What the task requires ▸ Every line of the records below that has the word "this" should be copied.

Material provided ▸
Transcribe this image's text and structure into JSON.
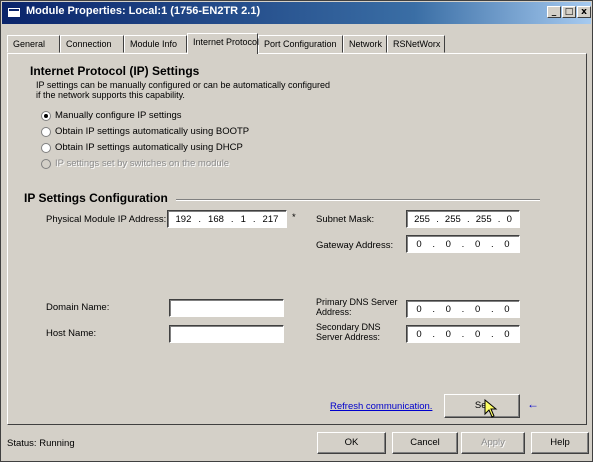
{
  "window": {
    "title": "Module Properties: Local:1 (1756-EN2TR 2.1)",
    "min_label": "_",
    "max_label": "□",
    "close_label": "x"
  },
  "tabs": [
    {
      "label": "General"
    },
    {
      "label": "Connection"
    },
    {
      "label": "Module Info"
    },
    {
      "label": "Internet Protocol",
      "active": true
    },
    {
      "label": "Port Configuration"
    },
    {
      "label": "Network"
    },
    {
      "label": "RSNetWorx"
    }
  ],
  "ip_settings": {
    "heading": "Internet Protocol (IP) Settings",
    "desc_line1": "IP settings can be manually configured or can be automatically configured",
    "desc_line2": "if the network supports this capability.",
    "options": [
      {
        "label": "Manually configure IP settings",
        "selected": true,
        "enabled": true
      },
      {
        "label": "Obtain IP settings automatically using BOOTP",
        "selected": false,
        "enabled": true
      },
      {
        "label": "Obtain IP settings automatically using DHCP",
        "selected": false,
        "enabled": true
      },
      {
        "label": "IP settings set by switches on the module",
        "selected": false,
        "enabled": false
      }
    ]
  },
  "config": {
    "heading": "IP Settings Configuration",
    "physical_ip_label": "Physical Module IP Address:",
    "physical_ip": [
      "192",
      "168",
      "1",
      "217"
    ],
    "required_mark": "*",
    "subnet_label": "Subnet Mask:",
    "subnet": [
      "255",
      "255",
      "255",
      "0"
    ],
    "gateway_label": "Gateway Address:",
    "gateway": [
      "0",
      "0",
      "0",
      "0"
    ],
    "domain_label": "Domain Name:",
    "domain_value": "",
    "host_label": "Host Name:",
    "host_value": "",
    "primary_dns_label_1": "Primary DNS Server",
    "primary_dns_label_2": "Address:",
    "primary_dns": [
      "0",
      "0",
      "0",
      "0"
    ],
    "secondary_dns_label_1": "Secondary DNS",
    "secondary_dns_label_2": "Server Address:",
    "secondary_dns": [
      "0",
      "0",
      "0",
      "0"
    ],
    "refresh_link": "Refresh communication.",
    "set_button": "Set",
    "arrow_glyph": "←"
  },
  "footer": {
    "status": "Status:  Running",
    "ok": "OK",
    "cancel": "Cancel",
    "apply": "Apply",
    "help": "Help"
  },
  "colors": {
    "titlebar_start": "#0a246a",
    "link": "#0000cc",
    "arrow": "#0000cc"
  }
}
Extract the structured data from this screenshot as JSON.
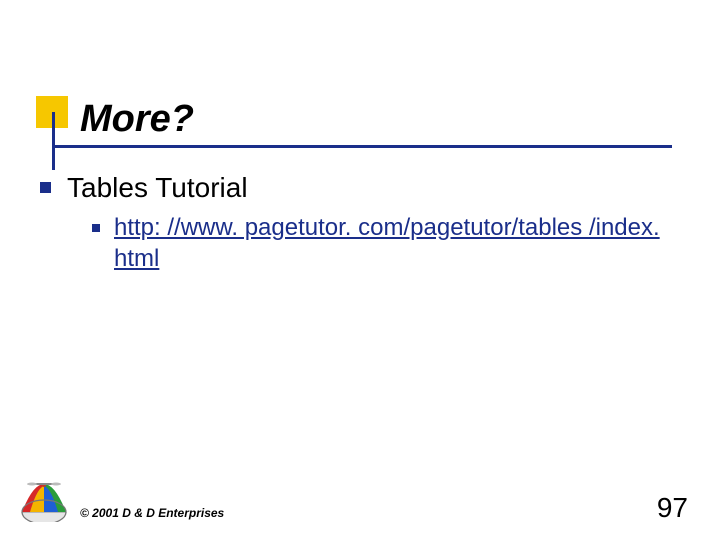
{
  "title": "More?",
  "body": {
    "level1_text": "Tables Tutorial",
    "level2_link": "http: //www. pagetutor. com/pagetutor/tables /index. html"
  },
  "footer": {
    "copyright": "© 2001 D & D Enterprises",
    "page_number": "97"
  },
  "colors": {
    "accent_yellow": "#f6c700",
    "accent_navy": "#1a2e8a"
  },
  "icons": {
    "logo": "propeller-beanie"
  }
}
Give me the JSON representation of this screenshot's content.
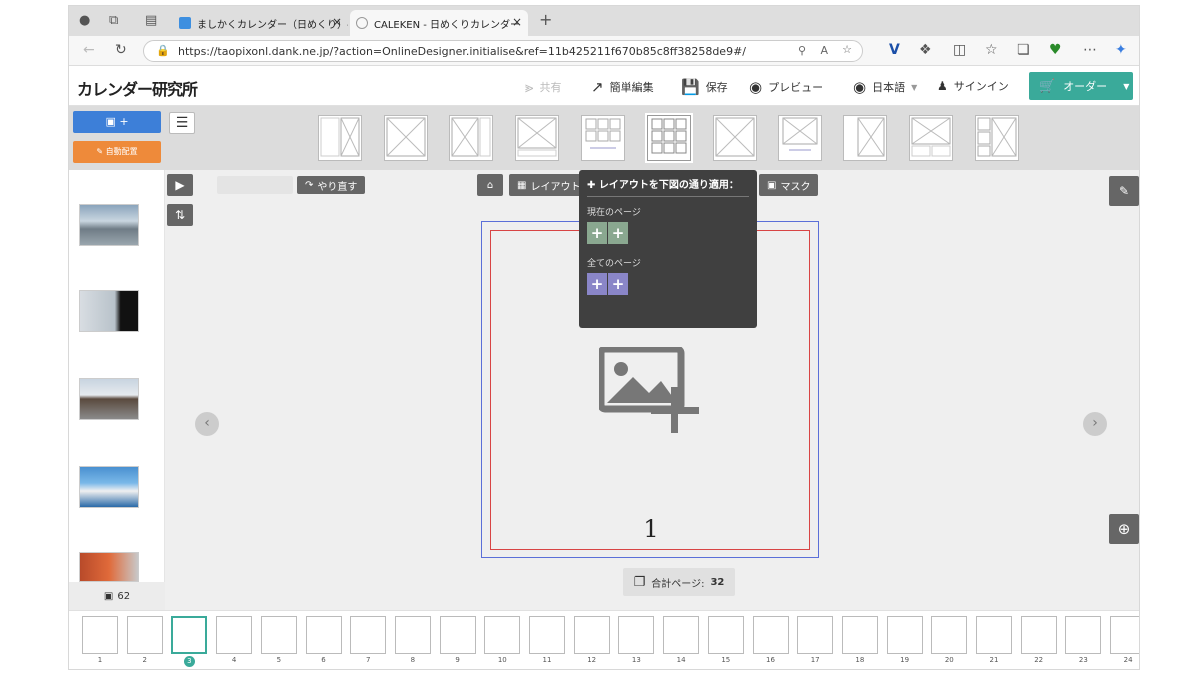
{
  "browser": {
    "tab1_title": "ましかくカレンダー（日めくり）-",
    "tab2_title": "CALEKEN - 日めくりカレンダー",
    "close_glyph": "×",
    "new_tab_glyph": "+",
    "url": "https://taopixonl.dank.ne.jp/?action=OnlineDesigner.initialise&ref=11b425211f670b85c8ff38258de9#/"
  },
  "header": {
    "logo": "カレンダー研究所",
    "share": "共有",
    "quick_edit": "簡単編集",
    "save": "保存",
    "preview": "プレビュー",
    "language": "日本語",
    "signin": "サインイン",
    "order": "オーダー"
  },
  "toolbar": {
    "add_photo": "+",
    "auto_place": "自動配置"
  },
  "canvas_tools": {
    "redo": "やり直す",
    "layout": "レイアウト",
    "mask": "マスク"
  },
  "popup": {
    "title": "レイアウトを下図の通り適用：",
    "current_page": "現在のページ",
    "all_pages": "全てのページ",
    "plus": "+"
  },
  "canvas": {
    "page_number": "1",
    "total_pages_label": "合計ページ:",
    "total_pages_value": "32"
  },
  "sidebar": {
    "image_count": "62"
  },
  "filmstrip": {
    "pages": [
      "1",
      "2",
      "3",
      "4",
      "5",
      "6",
      "7",
      "8",
      "9",
      "10",
      "11",
      "12",
      "13",
      "14",
      "15",
      "16",
      "17",
      "18",
      "19",
      "20",
      "21",
      "22",
      "23",
      "24"
    ],
    "selected": "3"
  },
  "colors": {
    "accent": "#3aaa9a",
    "add_button": "#3d7fd8",
    "auto_button": "#ee8a3a",
    "bleed": "#d84444",
    "page_border": "#5b6fd8"
  }
}
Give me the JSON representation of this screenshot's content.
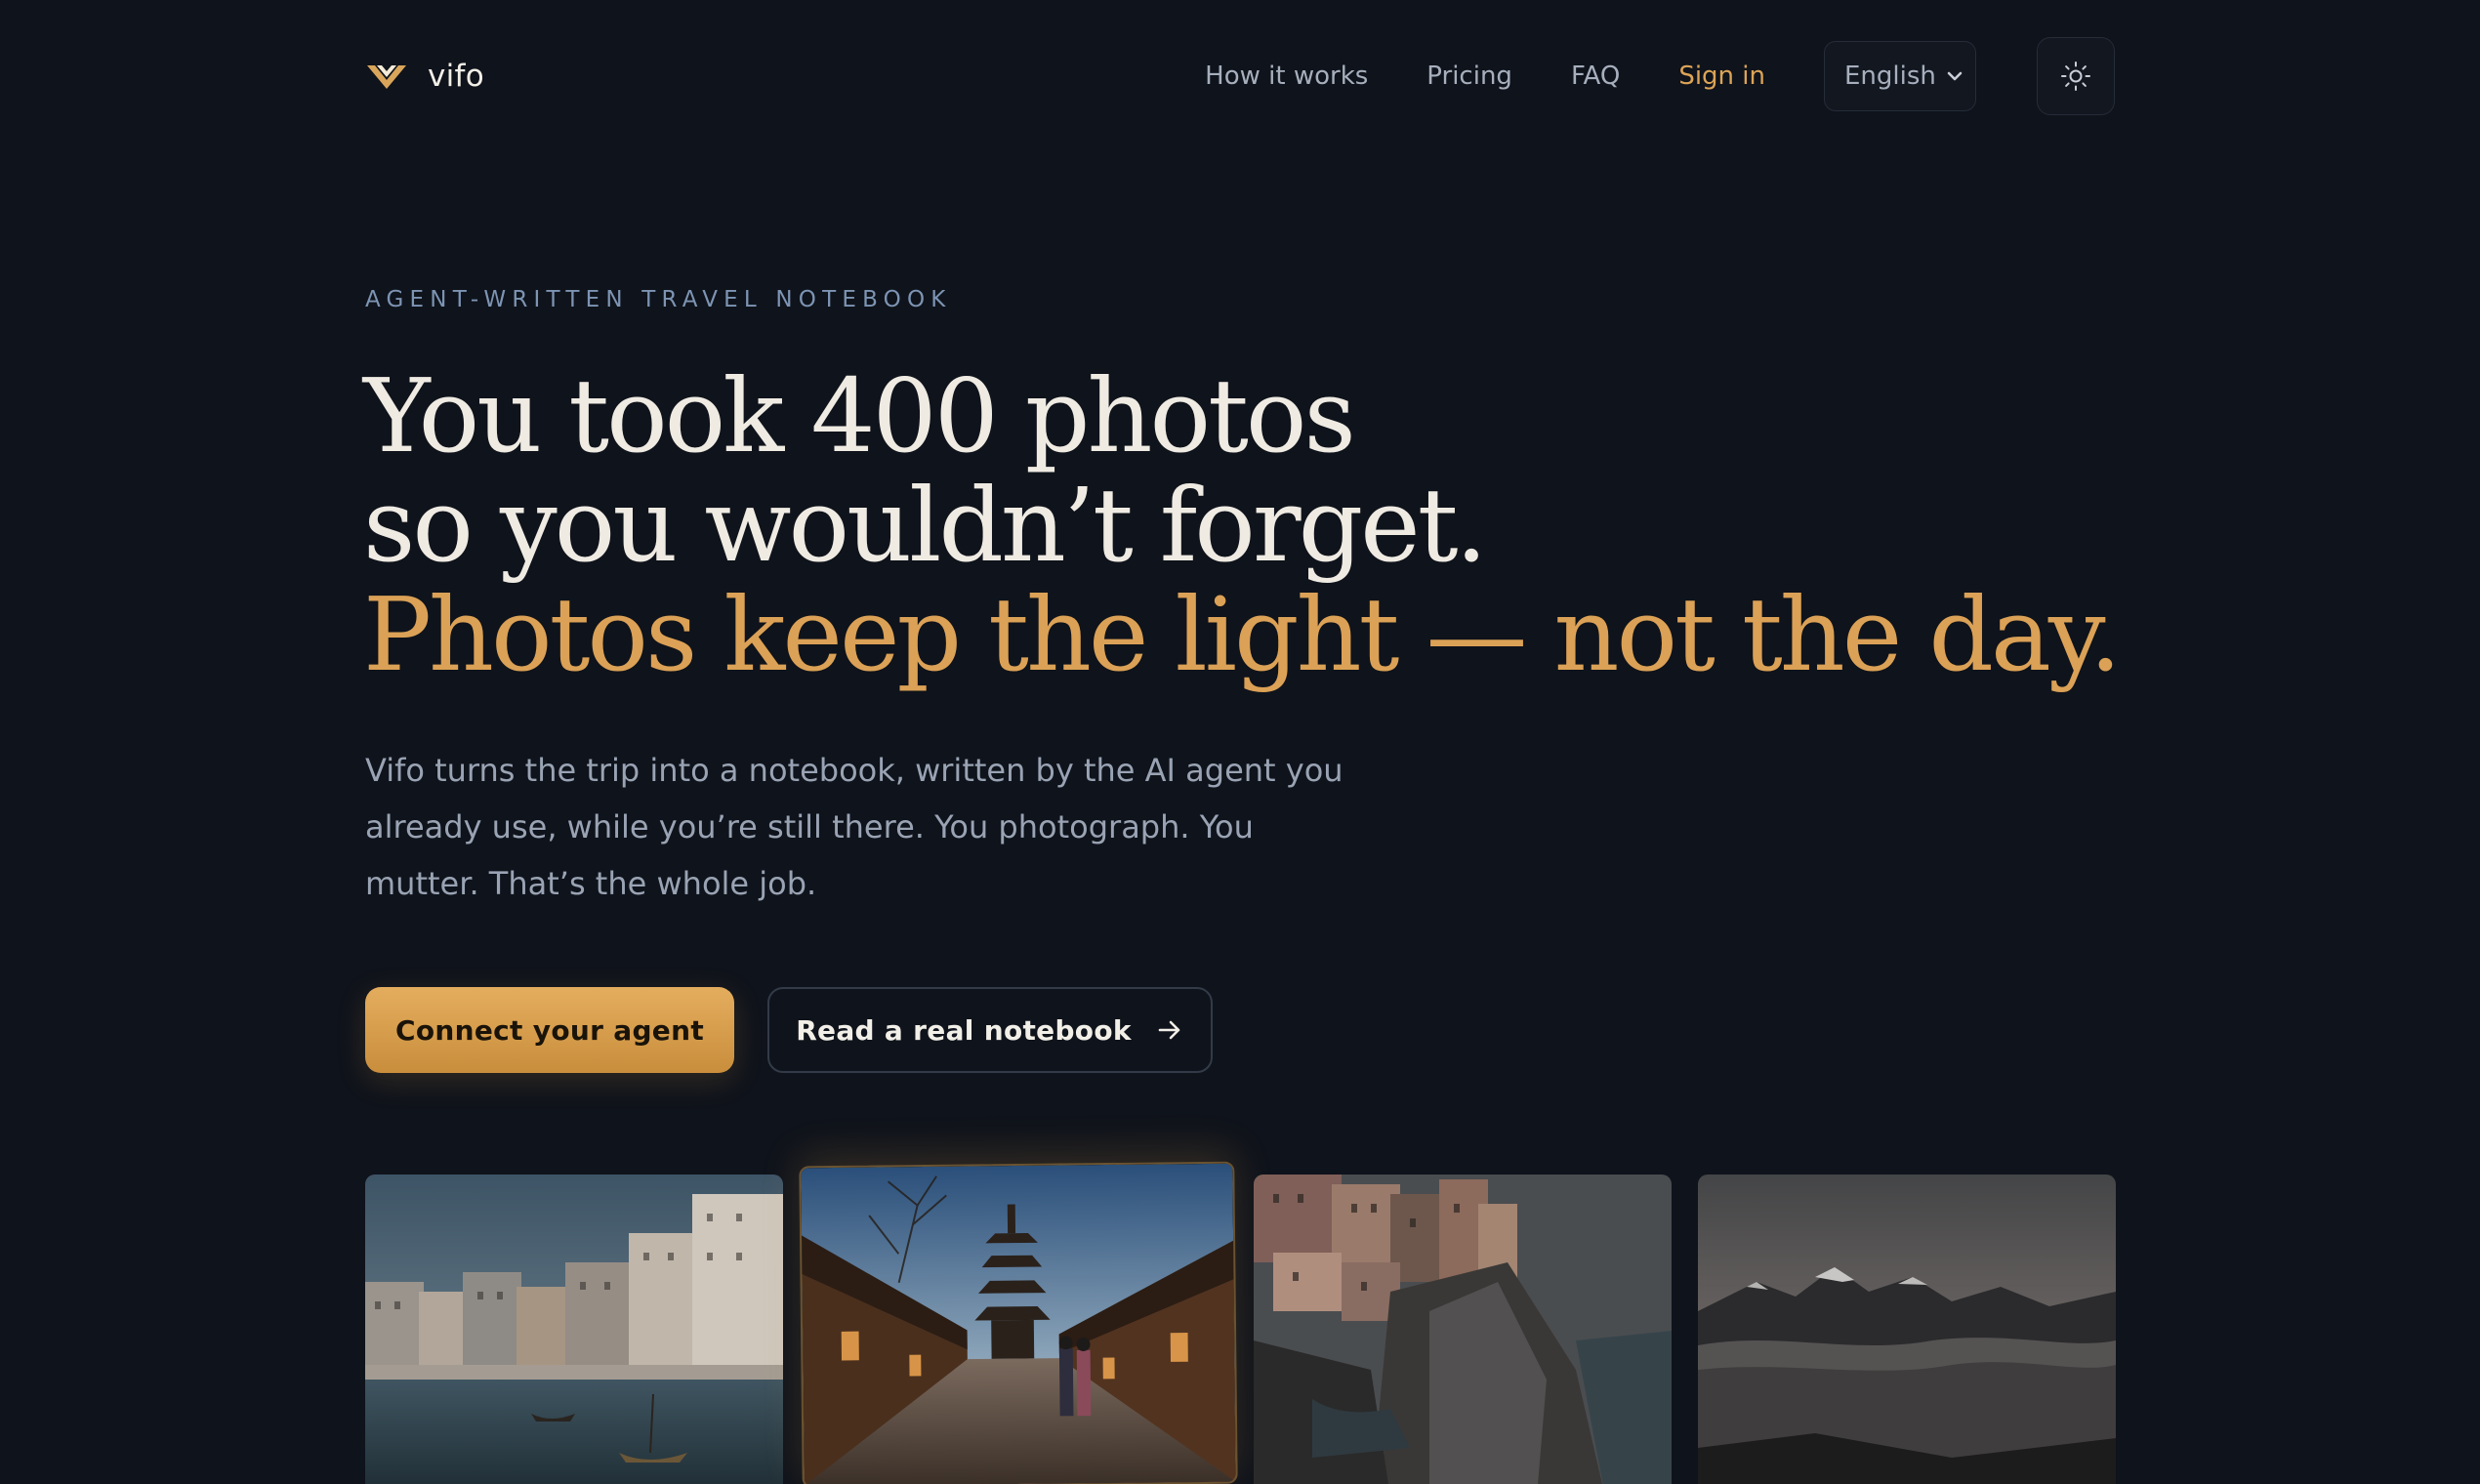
{
  "brand": {
    "name": "vifo",
    "logo_icon": "chevron-v-logo-icon",
    "logo_color": "#d9a55a"
  },
  "nav": {
    "links": [
      {
        "label": "How it works"
      },
      {
        "label": "Pricing"
      },
      {
        "label": "FAQ"
      },
      {
        "label": "Sign in"
      }
    ],
    "language": {
      "selected": "English"
    },
    "theme_toggle_icon": "sun-icon"
  },
  "hero": {
    "eyebrow": "AGENT-WRITTEN TRAVEL NOTEBOOK",
    "headline_line1": "You took 400 photos",
    "headline_line2": "so you wouldn’t forget.",
    "headline_accent": "Photos keep the light — not the day.",
    "lede": "Vifo turns the trip into a notebook, written by the AI agent you already use, while you’re still there. You photograph. You mutter. That’s the whole job.",
    "cta_primary": "Connect your agent",
    "cta_secondary": "Read a real notebook",
    "cta_secondary_icon": "arrow-right-icon"
  },
  "photos": [
    {
      "alt": "harbor-town"
    },
    {
      "alt": "pagoda-street"
    },
    {
      "alt": "cliff-village"
    },
    {
      "alt": "mountain-clouds"
    }
  ],
  "colors": {
    "background": "#0f131b",
    "accent": "#dba156",
    "text": "#efebe3",
    "muted": "#99a3b3",
    "eyebrow": "#7d94b3"
  }
}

The answer ▸
Transcribe this image's text and structure into JSON.
    "desc_line2": "if the network supports this capability.",
Extract the structured data from this screenshot as JSON.
Give me the JSON representation of this screenshot's content.
Give me the JSON representation of this screenshot's content.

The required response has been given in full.